Start of EXTRACTED INFORMATION

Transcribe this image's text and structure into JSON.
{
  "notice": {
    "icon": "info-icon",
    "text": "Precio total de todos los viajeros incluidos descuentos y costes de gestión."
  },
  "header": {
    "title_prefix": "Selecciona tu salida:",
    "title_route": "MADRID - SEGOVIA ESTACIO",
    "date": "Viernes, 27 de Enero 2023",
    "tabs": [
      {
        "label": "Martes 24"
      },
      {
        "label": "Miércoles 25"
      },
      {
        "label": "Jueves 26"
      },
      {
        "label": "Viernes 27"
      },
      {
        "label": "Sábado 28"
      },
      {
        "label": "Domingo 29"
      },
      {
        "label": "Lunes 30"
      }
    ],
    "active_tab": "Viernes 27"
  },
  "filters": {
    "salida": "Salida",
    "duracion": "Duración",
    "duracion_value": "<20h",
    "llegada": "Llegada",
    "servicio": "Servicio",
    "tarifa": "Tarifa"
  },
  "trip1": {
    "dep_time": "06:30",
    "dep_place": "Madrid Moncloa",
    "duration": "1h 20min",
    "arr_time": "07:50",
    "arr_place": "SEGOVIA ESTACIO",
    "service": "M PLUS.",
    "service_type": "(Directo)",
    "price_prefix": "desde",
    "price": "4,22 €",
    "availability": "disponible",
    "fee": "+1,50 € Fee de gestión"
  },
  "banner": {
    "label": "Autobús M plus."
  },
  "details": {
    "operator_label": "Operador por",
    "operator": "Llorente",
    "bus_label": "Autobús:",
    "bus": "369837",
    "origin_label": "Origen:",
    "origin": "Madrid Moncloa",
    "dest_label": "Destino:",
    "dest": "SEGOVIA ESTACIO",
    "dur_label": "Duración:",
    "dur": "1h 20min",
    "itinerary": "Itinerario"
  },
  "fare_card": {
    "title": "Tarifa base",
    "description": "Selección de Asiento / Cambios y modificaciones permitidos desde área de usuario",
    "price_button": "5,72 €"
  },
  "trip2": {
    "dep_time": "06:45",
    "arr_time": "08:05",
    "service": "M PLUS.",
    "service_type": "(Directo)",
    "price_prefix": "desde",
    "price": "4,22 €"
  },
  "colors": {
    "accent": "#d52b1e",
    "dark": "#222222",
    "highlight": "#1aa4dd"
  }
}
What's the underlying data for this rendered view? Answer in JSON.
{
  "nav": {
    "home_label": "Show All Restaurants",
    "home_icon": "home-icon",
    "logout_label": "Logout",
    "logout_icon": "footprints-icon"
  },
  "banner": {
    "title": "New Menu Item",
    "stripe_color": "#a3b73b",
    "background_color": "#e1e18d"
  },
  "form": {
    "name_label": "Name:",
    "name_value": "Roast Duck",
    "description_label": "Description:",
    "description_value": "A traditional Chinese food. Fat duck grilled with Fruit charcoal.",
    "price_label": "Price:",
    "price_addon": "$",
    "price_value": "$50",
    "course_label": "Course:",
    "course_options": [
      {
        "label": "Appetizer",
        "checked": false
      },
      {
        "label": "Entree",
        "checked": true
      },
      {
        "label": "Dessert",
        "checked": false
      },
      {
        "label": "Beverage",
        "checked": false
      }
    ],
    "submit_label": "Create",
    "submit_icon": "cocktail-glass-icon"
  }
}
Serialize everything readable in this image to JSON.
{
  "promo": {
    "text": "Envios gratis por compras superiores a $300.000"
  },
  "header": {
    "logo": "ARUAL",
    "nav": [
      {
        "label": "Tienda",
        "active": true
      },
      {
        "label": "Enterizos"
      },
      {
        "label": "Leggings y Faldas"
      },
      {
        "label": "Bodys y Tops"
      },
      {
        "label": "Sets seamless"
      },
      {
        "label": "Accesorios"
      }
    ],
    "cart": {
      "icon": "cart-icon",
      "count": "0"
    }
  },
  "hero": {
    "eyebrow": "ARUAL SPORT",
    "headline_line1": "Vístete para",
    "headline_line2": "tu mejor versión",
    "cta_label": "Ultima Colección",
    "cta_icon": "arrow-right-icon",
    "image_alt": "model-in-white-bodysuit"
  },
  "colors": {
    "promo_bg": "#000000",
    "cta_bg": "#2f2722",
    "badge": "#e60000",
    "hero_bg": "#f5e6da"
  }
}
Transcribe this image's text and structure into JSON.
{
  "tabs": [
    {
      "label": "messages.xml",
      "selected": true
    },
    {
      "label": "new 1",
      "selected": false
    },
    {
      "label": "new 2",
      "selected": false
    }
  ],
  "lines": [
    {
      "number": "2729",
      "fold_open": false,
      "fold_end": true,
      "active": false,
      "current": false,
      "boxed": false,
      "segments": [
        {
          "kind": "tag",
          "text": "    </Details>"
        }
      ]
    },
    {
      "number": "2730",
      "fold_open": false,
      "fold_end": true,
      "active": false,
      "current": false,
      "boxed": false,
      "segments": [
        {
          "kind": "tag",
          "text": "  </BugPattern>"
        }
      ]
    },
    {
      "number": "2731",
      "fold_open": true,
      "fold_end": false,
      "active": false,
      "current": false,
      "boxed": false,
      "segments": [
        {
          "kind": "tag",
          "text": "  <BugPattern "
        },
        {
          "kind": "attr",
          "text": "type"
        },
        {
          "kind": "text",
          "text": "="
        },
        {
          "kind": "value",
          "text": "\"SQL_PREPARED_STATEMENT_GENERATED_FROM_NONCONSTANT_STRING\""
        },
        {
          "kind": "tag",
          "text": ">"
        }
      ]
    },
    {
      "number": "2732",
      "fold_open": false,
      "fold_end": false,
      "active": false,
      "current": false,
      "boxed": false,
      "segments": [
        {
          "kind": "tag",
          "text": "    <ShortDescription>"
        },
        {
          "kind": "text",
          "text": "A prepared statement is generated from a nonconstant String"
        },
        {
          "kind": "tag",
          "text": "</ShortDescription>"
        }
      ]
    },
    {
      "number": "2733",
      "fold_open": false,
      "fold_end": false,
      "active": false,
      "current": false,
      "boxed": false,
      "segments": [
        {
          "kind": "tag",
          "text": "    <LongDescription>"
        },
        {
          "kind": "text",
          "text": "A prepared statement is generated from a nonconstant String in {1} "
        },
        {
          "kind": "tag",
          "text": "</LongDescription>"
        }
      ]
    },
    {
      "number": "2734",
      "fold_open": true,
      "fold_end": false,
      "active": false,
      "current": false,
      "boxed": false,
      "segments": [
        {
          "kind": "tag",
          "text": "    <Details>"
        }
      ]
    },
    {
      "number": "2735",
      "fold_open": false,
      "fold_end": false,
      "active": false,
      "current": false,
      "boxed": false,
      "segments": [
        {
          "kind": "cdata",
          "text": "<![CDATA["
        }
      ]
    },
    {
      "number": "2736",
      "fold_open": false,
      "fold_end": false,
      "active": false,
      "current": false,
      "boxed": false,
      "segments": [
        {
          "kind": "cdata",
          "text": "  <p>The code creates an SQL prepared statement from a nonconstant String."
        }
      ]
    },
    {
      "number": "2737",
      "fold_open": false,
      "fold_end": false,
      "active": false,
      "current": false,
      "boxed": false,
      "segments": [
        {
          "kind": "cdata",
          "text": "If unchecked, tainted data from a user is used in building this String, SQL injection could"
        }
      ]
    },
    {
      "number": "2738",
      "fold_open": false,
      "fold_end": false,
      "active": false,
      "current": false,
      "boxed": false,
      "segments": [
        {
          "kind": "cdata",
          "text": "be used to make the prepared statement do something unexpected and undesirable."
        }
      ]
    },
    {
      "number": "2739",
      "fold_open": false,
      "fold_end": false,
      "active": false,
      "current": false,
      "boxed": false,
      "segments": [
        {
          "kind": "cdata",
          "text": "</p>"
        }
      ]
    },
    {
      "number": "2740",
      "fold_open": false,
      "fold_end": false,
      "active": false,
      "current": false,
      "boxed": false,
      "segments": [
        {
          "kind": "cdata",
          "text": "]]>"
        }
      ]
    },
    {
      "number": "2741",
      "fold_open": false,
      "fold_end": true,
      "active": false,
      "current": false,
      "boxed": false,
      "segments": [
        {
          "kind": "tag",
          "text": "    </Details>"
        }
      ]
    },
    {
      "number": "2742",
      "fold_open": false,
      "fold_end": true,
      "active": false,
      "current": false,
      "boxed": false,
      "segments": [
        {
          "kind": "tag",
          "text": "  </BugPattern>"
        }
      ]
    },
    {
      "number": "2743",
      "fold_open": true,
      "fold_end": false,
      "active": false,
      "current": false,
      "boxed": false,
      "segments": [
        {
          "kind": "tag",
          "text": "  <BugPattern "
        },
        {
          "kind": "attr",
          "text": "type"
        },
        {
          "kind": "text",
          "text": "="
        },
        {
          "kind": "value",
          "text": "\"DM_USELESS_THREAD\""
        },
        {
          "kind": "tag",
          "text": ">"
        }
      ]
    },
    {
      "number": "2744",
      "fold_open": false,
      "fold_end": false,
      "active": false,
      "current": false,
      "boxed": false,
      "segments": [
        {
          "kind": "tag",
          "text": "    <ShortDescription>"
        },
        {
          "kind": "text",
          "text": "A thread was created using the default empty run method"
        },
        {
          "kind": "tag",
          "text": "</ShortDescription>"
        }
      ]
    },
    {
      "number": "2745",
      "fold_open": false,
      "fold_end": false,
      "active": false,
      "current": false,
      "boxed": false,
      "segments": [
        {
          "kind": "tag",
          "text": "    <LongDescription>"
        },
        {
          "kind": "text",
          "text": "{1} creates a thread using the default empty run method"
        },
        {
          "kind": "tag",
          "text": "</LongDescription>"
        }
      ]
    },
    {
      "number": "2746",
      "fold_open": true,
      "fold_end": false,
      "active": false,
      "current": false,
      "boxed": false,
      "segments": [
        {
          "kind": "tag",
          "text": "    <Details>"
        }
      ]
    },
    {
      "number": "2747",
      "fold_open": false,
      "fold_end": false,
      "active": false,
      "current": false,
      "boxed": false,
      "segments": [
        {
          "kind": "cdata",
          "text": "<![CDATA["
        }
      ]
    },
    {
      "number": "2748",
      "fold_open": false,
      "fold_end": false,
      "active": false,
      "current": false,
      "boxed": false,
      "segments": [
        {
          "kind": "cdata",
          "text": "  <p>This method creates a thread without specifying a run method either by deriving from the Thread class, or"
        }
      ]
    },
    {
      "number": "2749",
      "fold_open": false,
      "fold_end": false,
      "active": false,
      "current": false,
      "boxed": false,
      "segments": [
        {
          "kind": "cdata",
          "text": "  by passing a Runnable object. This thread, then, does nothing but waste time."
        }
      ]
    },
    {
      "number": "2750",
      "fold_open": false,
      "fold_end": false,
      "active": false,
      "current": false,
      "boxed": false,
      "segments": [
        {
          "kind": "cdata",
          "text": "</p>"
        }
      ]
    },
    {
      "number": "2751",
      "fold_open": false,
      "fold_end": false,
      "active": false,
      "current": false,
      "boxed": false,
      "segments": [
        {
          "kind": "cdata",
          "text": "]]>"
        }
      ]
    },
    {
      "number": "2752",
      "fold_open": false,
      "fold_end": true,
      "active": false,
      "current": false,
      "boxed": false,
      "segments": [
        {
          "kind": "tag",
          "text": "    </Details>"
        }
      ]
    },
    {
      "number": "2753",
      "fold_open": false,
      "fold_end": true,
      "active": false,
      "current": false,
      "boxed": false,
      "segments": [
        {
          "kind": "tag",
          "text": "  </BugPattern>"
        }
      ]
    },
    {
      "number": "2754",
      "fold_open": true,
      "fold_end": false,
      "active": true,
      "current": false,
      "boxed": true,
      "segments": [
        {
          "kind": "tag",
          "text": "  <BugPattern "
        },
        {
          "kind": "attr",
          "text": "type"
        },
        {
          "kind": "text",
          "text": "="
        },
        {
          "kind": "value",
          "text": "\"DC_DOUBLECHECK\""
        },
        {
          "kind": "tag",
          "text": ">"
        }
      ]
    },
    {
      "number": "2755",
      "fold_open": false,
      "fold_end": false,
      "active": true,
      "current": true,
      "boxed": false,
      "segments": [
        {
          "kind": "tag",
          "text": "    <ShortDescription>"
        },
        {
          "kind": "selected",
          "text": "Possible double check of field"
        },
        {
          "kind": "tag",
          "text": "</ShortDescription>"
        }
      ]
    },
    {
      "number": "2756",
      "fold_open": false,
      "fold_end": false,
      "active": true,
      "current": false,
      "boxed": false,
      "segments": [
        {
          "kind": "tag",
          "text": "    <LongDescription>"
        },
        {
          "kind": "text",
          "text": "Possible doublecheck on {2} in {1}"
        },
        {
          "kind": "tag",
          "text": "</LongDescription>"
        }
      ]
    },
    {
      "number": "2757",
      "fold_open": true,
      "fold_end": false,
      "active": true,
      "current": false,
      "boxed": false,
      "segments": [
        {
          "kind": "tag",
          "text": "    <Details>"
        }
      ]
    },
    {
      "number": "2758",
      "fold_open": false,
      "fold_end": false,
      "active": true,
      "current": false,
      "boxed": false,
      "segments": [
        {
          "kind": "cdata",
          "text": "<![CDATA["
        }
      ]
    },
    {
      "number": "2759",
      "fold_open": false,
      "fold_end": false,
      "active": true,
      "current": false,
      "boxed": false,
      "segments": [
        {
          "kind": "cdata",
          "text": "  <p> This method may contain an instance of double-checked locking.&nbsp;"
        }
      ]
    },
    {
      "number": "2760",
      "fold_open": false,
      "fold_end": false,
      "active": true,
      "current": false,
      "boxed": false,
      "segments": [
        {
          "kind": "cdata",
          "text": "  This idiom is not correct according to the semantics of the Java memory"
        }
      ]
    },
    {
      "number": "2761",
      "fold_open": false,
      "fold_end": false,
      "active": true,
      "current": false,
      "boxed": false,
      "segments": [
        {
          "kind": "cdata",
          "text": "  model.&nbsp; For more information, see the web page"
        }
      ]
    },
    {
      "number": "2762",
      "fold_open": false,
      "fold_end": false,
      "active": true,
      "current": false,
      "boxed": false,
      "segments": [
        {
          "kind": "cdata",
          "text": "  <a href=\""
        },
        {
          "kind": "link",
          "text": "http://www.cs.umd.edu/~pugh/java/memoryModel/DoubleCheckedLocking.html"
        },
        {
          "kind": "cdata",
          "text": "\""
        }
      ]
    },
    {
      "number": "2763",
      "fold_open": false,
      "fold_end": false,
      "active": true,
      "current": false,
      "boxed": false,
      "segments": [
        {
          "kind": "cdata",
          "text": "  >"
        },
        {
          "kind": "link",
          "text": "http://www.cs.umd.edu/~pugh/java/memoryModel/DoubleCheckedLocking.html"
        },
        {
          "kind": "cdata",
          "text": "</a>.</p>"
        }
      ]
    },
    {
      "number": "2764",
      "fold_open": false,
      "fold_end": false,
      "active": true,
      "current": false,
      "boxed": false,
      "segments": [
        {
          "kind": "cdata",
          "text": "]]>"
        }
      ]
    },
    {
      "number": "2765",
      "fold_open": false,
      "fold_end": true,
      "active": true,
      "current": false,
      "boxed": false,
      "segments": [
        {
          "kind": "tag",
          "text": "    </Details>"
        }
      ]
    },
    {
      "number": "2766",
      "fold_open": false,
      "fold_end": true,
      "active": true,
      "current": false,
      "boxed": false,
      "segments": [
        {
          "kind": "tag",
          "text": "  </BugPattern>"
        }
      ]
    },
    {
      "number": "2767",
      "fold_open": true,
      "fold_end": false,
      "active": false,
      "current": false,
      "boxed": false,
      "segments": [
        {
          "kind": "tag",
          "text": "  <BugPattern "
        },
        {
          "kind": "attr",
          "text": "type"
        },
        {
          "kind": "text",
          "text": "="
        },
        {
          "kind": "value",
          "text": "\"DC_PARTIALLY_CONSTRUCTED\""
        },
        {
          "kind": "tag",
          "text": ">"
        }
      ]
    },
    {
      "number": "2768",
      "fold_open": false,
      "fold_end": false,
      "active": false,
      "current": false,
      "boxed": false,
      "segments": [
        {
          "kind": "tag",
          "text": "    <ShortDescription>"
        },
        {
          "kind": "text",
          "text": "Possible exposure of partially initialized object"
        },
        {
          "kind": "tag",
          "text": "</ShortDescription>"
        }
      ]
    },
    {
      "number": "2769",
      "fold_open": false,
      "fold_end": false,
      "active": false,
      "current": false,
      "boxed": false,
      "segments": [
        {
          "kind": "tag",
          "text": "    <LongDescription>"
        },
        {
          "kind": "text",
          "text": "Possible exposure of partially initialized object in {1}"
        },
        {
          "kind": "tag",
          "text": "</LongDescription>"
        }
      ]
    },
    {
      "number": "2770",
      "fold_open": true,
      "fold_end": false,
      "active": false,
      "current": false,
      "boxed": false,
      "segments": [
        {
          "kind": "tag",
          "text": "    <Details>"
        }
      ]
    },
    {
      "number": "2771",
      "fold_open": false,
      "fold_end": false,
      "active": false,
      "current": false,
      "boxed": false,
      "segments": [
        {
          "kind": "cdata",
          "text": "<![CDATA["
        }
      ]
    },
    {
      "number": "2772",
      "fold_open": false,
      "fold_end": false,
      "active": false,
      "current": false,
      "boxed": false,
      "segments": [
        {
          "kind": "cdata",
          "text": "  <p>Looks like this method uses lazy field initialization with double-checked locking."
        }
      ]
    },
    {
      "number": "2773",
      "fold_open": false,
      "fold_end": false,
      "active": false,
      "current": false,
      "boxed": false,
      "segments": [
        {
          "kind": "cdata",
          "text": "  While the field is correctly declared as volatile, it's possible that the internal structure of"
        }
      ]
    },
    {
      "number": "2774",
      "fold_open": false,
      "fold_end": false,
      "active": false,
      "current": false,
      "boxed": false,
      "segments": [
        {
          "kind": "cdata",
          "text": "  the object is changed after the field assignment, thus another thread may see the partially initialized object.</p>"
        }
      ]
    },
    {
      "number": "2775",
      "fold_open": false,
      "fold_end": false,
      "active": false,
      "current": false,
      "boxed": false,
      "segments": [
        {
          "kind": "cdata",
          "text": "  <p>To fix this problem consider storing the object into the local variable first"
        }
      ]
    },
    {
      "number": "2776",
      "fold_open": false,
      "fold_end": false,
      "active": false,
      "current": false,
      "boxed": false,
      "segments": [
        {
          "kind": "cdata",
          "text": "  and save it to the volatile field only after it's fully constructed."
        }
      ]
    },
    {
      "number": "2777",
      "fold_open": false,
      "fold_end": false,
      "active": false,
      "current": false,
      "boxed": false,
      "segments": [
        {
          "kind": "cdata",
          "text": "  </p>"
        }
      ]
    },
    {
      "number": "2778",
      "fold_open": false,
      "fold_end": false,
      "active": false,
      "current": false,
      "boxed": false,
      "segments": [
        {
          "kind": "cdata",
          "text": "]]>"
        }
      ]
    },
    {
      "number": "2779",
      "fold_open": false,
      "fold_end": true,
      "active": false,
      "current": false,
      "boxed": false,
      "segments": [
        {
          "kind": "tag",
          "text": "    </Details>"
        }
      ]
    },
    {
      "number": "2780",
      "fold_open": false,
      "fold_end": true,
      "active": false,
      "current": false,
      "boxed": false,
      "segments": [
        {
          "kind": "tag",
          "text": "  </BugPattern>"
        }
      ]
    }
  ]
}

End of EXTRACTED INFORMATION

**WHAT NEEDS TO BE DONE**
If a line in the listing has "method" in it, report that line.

**ANSWER TO THE PROBLEM**
          "text": "A thread was created using the default empty run method"
          "text": "{1} creates a thread using the default empty run method"
          "text": "  <p>This method creates a thread without specifying a run method either by deriving from the Thread class, or"
          "text": "  <p> This method may contain an instance of double-checked locking.&nbsp;"
          "text": "  <p>Looks like this method uses lazy field initialization with double-checked locking."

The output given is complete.